» **WORK REQUIRED**: Report the number of lines of the listing below containing the string "cafea", with nothing added.

● ● ● ●

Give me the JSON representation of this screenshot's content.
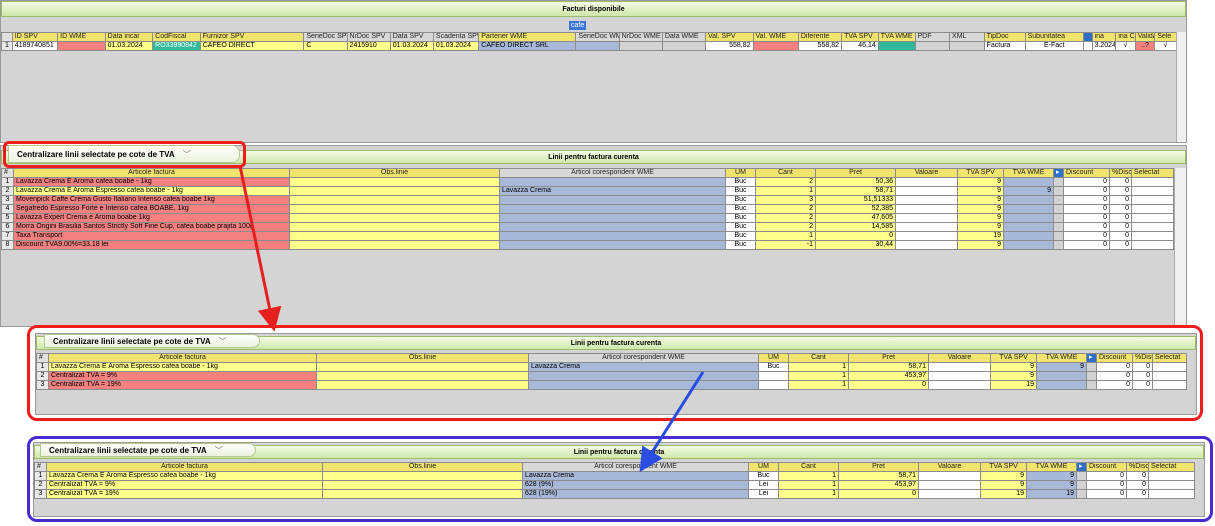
{
  "top": {
    "title": "Facturi disponibile",
    "search": "cafe",
    "columns": [
      "",
      "ID SPV",
      "ID WME",
      "Data incar",
      "CodFiscal",
      "Furnizor SPV",
      "SerieDoc SPV",
      "NrDoc SPV",
      "Data SPV",
      "Scadenta SPV",
      "Partener WME",
      "SerieDoc WME",
      "NrDoc WME",
      "Data WME",
      "Val. SPV",
      "Val. WME",
      "Diferente",
      "TVA SPV",
      "TVA WME",
      "PDF",
      "XML",
      "TipDoc",
      "Subunitatea",
      "",
      "ina",
      "ina C",
      "Valida",
      "Sele"
    ],
    "row": [
      "1",
      "4189740851",
      "",
      "01.03.2024",
      "RO33990842",
      "CAFEO DIRECT",
      "C",
      "2415910",
      "01.03.2024",
      "01.03.2024",
      "CAFEO DIRECT SRL",
      "",
      "",
      "",
      "558,82",
      "",
      "558,82",
      "46,14",
      "",
      "",
      "",
      "Factura",
      "E-Fact",
      "3.2024",
      "√",
      "..?",
      "√"
    ]
  },
  "tab_label": "Centralizare linii selectate pe cote de TVA",
  "lines_title": "Linii pentru factura curenta",
  "line_columns": {
    "num": "#",
    "articol": "Articole factura",
    "obs": "Obs.linie",
    "corresp": "Articol corespondent WME",
    "um": "UM",
    "cant": "Cant",
    "pret": "Pret",
    "valoare": "Valoare",
    "tva_spv": "TVA SPV",
    "tva_wme": "TVA WME",
    "discount": "Discount",
    "pdisc": "%Disc",
    "selectat": "Selectat"
  },
  "panel1_rows": [
    {
      "n": "1",
      "art": "Lavazza Crema E Aroma cafea boabe - 1kg",
      "obs": "",
      "cor": "",
      "um": "Buc",
      "cant": "2",
      "pret": "50,36",
      "val": "",
      "tvas": "9",
      "tvaw": "",
      "disc": "0",
      "pd": "0"
    },
    {
      "n": "2",
      "art": "Lavazza Crema E Aroma Espresso cafea boabe - 1kg",
      "obs": "",
      "cor": "Lavazza Crema",
      "um": "Buc",
      "cant": "1",
      "pret": "58,71",
      "val": "",
      "tvas": "9",
      "tvaw": "9",
      "disc": "0",
      "pd": "0"
    },
    {
      "n": "3",
      "art": "Movenpick Caffe Crema Gusto Italiano Intenso  cafea boabe 1kg",
      "obs": "",
      "cor": "",
      "um": "Buc",
      "cant": "3",
      "pret": "51,51333",
      "val": "",
      "tvas": "9",
      "tvaw": "",
      "disc": "0",
      "pd": "0"
    },
    {
      "n": "4",
      "art": "Segafredo Espresso Forte e Intenso cafea BOABE, 1kg",
      "obs": "",
      "cor": "",
      "um": "Buc",
      "cant": "2",
      "pret": "52,385",
      "val": "",
      "tvas": "9",
      "tvaw": "",
      "disc": "0",
      "pd": "0"
    },
    {
      "n": "5",
      "art": "Lavazza Expert Crema e Aroma boabe 1kg",
      "obs": "",
      "cor": "",
      "um": "Buc",
      "cant": "2",
      "pret": "47,605",
      "val": "",
      "tvas": "9",
      "tvaw": "",
      "disc": "0",
      "pd": "0"
    },
    {
      "n": "6",
      "art": "Morra Origini Brasilia Santos Strictly Soft Fine Cup, cafea boabe prajita 100g",
      "obs": "",
      "cor": "",
      "um": "Buc",
      "cant": "2",
      "pret": "14,585",
      "val": "",
      "tvas": "9",
      "tvaw": "",
      "disc": "0",
      "pd": "0"
    },
    {
      "n": "7",
      "art": "Taxa Transport",
      "obs": "",
      "cor": "",
      "um": "Buc",
      "cant": "1",
      "pret": "0",
      "val": "",
      "tvas": "19",
      "tvaw": "",
      "disc": "0",
      "pd": "0"
    },
    {
      "n": "8",
      "art": "Discount TVA9.00%=33.18 lei",
      "obs": "",
      "cor": "",
      "um": "Buc",
      "cant": "-1",
      "pret": "30,44",
      "val": "",
      "tvas": "9",
      "tvaw": "",
      "disc": "0",
      "pd": "0"
    }
  ],
  "panel2_rows": [
    {
      "n": "1",
      "art": "Lavazza Crema E Aroma Espresso cafea boabe - 1kg",
      "obs": "",
      "cor": "Lavazza Crema",
      "um": "Buc",
      "cant": "1",
      "pret": "58,71",
      "val": "",
      "tvas": "9",
      "tvaw": "9",
      "disc": "0",
      "pd": "0"
    },
    {
      "n": "2",
      "art": "Centralizat TVA = 9%",
      "obs": "",
      "cor": "",
      "um": "",
      "cant": "1",
      "pret": "453,97",
      "val": "",
      "tvas": "9",
      "tvaw": "",
      "disc": "0",
      "pd": "0"
    },
    {
      "n": "3",
      "art": "Centralizat TVA = 19%",
      "obs": "",
      "cor": "",
      "um": "",
      "cant": "1",
      "pret": "0",
      "val": "",
      "tvas": "19",
      "tvaw": "",
      "disc": "0",
      "pd": "0"
    }
  ],
  "panel3_rows": [
    {
      "n": "1",
      "art": "Lavazza Crema E Aroma Espresso cafea boabe - 1kg",
      "obs": "",
      "cor": "Lavazza Crema",
      "um": "Buc",
      "cant": "1",
      "pret": "58,71",
      "val": "",
      "tvas": "9",
      "tvaw": "9",
      "disc": "0",
      "pd": "0"
    },
    {
      "n": "2",
      "art": "Centralizat TVA = 9%",
      "obs": "",
      "cor": "628 (9%)",
      "um": "Lei",
      "cant": "1",
      "pret": "453,97",
      "val": "",
      "tvas": "9",
      "tvaw": "9",
      "disc": "0",
      "pd": "0"
    },
    {
      "n": "3",
      "art": "Centralizat TVA = 19%",
      "obs": "",
      "cor": "628 (19%)",
      "um": "Lei",
      "cant": "1",
      "pret": "0",
      "val": "",
      "tvas": "19",
      "tvaw": "19",
      "disc": "0",
      "pd": "0"
    }
  ],
  "colors": {
    "red_frame": "#ee1c1c",
    "purple_frame": "#4a2bd0",
    "red_arrow": "#e81f1f",
    "blue_arrow": "#2a4ce0"
  }
}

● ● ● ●

» **WORKED SOLUTION**: 7